When I set out to write my new novel, The Last Astronaut, I wanted to imagine what NASA would look like in the year 2055, when a huge alien craft reminiscent of ‘Oumuamua enters the solar system headed on a collision course with the Earth. I studied up on the Orion program and NASA’s plans to reach Mars and send astronauts into deep space. I interviewed several actual astronauts about what it was like to work and live in space. The more research I did, however, the more I realized that NASA’s days as the titan of space exploration might be numbered. NASA is entirely dependent on a notoriously fickle Congress for its budget. If commercial concerns really can put people into space cheaper and faster then what purpose would NASA continue to serve? In the end the book became a sort of dystopian take on NASA’s future. In my bleak 2055, Cape Canaveral has sunk into the Florida swamps, a casualty of climate change, and NASA has completely stopped training astronauts, as it no longer has the facilities to launch humans into space. When it turns out we desperately need a few good astronauts after all NASA has no choice but to call back Sally Jansen, the retired commander of an abortive Mars mission, to lead the expedition to the alien object. To make matters worse, she’ll be doing so in direct competition with KSpace, a transnational commercial spaceflight concern, which sees the aliens only as a potential new market ripe for development.

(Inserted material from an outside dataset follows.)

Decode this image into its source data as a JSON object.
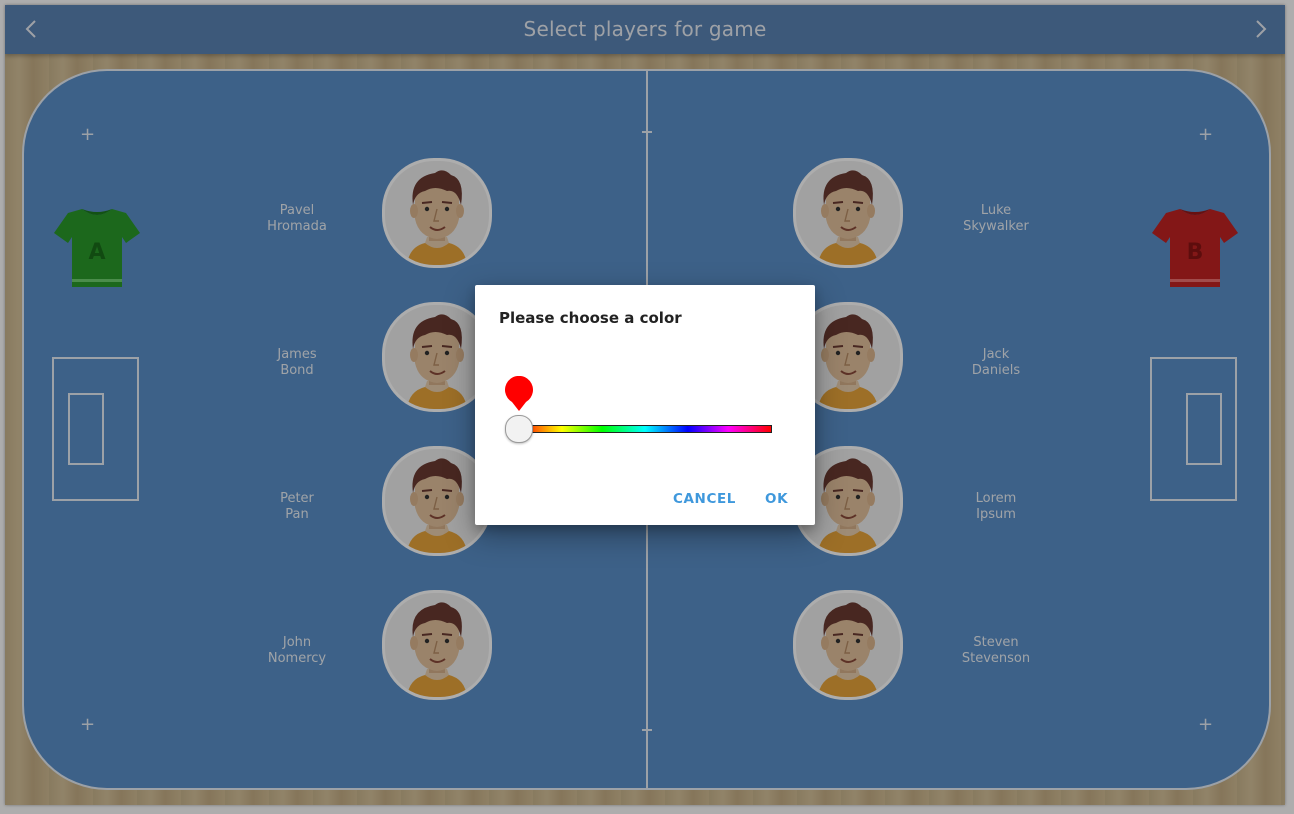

Even in this bleak imaginary future, however, NASA continues to serve a vital function. It continues to send robotic probes to the outer planets of the solar system and beyond—and more importantly, it works tirelessly studying climate change and ways to remediate the effects of sea level rise and coastal flooding. In the real world we desperately need NASA if we’re going to survive the challenges of the next century. I think there will always be a NASA, in some form, even as we assign more and more of its tasks to private companies.
Furthermore, as dire as I may have made it sound here, I think there’s a real future in commercial spaceflight. Space tourism and asteroid mining have the potential to create profits that could spur a new renaissance in space travel. While there are major obstacles in the way of a Space X or a Blue Origin that wants to do everything right now, someone with a more measured approach is going to make a fortune out there—and then we’ll be off to the races.
And I fully believe that we will send people back to the moon, and onward from there to Mars. I’m just not sure how long it will take. Perhaps in this I’m simply jaded, or too pessimistic. Yet this is the story of my life, in a way. As a child growing up in the 1970s and the 1980s, I dreamed of walking on the moon and Mars. In 1980 (I was eight or nine), I sent a letter to NASA asking what it would take to become an astronaut. NASA sent me back a very nice and encouraging form letter, and something even better—a manila envelope full of glossy photographs of rockets and spaceships and giant gray boulders and boot prints in silver soil. I treasured those pictures and kept them with me for years, even as my hopes of journeying to the stars grew ever fainter and farther out of reach. I’ve spoken with children today who have those same dreams, who think Mars is their birthright. Meeting those kids always makes me wonder whether it will be this generation that finally goes back, finally takes the first permanent step out there into space. If not them, then maybe it will be their children, or their children’s children. Part of me wants to warn them not to get their hopes up. A better part of me, though, still wants to encourage them to dream.
David Wellington is the author of twenty-one novels, including the recent science fiction/horror story The Last Astronaut, out now from Orbit Books. He lives and works in New York City.